While Barry is walking to his car, an apparent fan asks for his autograph. As Barry signs it, the "fan" pulls out a gun and shoots him several times, killing him. As the film ends, callers to Barry's show, his co-workers, and Ellen speak on air about him. They say that Barry was a talented, intelligent and funny man, but none of that mattered; he hated himself, and his death wish was finally granted.

Cast[edit]

In addition, a plethora of actors provides the voices of one or more "on-air callers" heard during the film, including Rockets Redglare, who appears briefly at the end of the film as the person who murders Barry. Wincott, Levine, Trebor, and Corduner, each credited above for on-screen characters, also provided voices for callers.

Production[edit]

Eric Bogosian wrote the screenplay with help from director Oliver Stone. The script was almost entirely based on Bogosian's Pulitzer Prize-nominated[4] original play with some biographical information about Alan Berg, a talk show host in Denver who was murdered in 1984 by white supremacists. In his research for the film version, Bogosian often watched the on-air production of Tom Leykis' talk show, then originating from Los Angeles station KFI. Bogosian's fictional character shares many speech patterns and mannerisms with Leykis.

Filming took place mainly in Dallas, Texas and Irving, Texas. Unlike the film, the original play takes place entirely during the on-air broadcast, and there are no scenes outside the radio station.

Reception[edit]

Talk Radio received mostly positive reviews from critics[5][6] On Rotten Tomatoes, the film has a "Certified Fresh" approval rating of 82% based on 49 reviews, with an average rating of 7.06/10. The consensus summarizes: "The gripping union of a director and star at the peak of their respective powers, Talk Radio offers the viewer a singularly unlikable character and dares you to look away."[7]

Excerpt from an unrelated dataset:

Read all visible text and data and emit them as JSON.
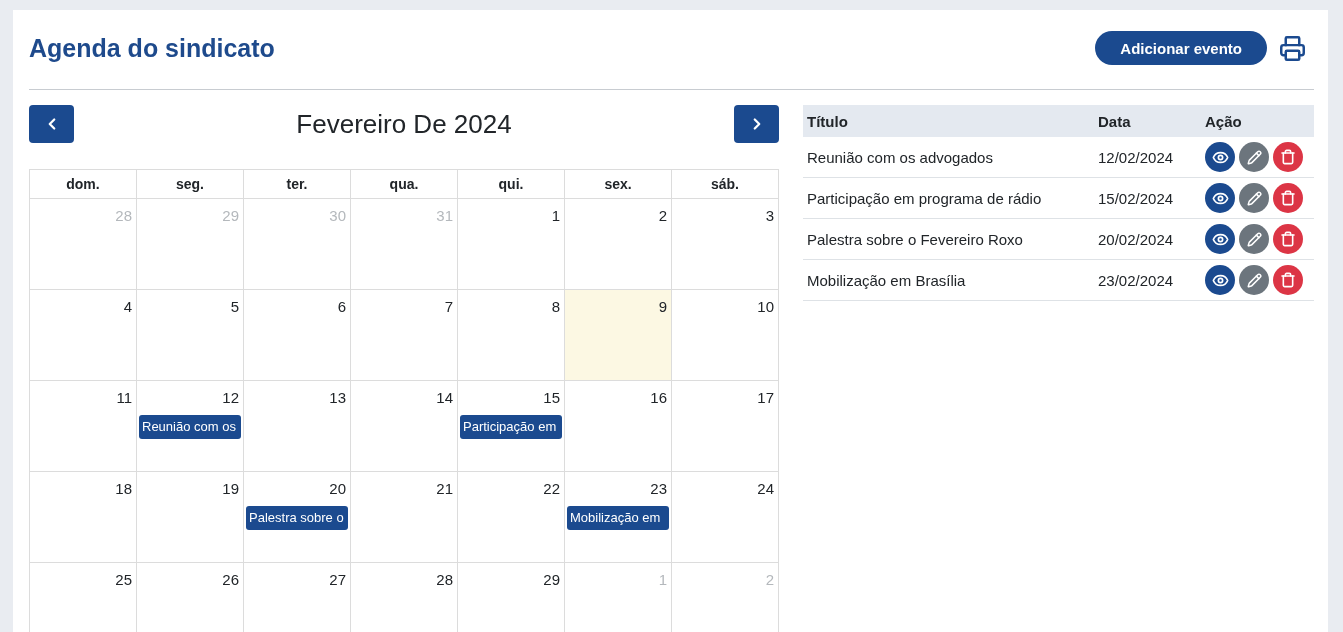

See also[edit]

References[edit]

  1. ^ Control Nathan Rabin 4.0 #210 Talk Radio (1988) - Nathan Rabin's Happy Place
  2. ^ Chicago Reader
  3. ^ "Berlinale: 1989 Prize Winners". berlinale.de. Retrieved 2011-03-13.
  4. ^ The Pulitzer Prizes
  5. ^ Variety Staff (1 January 1988). "Talk Radio". Variety.
  6. ^ "Talk Radio". Empire. 1 January 2000.
  7. ^ "Talk Radio (1988)". Rotten Tomatoes. Fandango Media. Retrieved 15 July 2020.

Bibliography[edit]

  • Rossi, Umberto. “Acousmatic Presences: From DJs to Talk-Radio Hosts in American Fiction, Cinema, and Drama”, Mosaic, 42:1, March 2009, pp. 83–98.

External links[edit]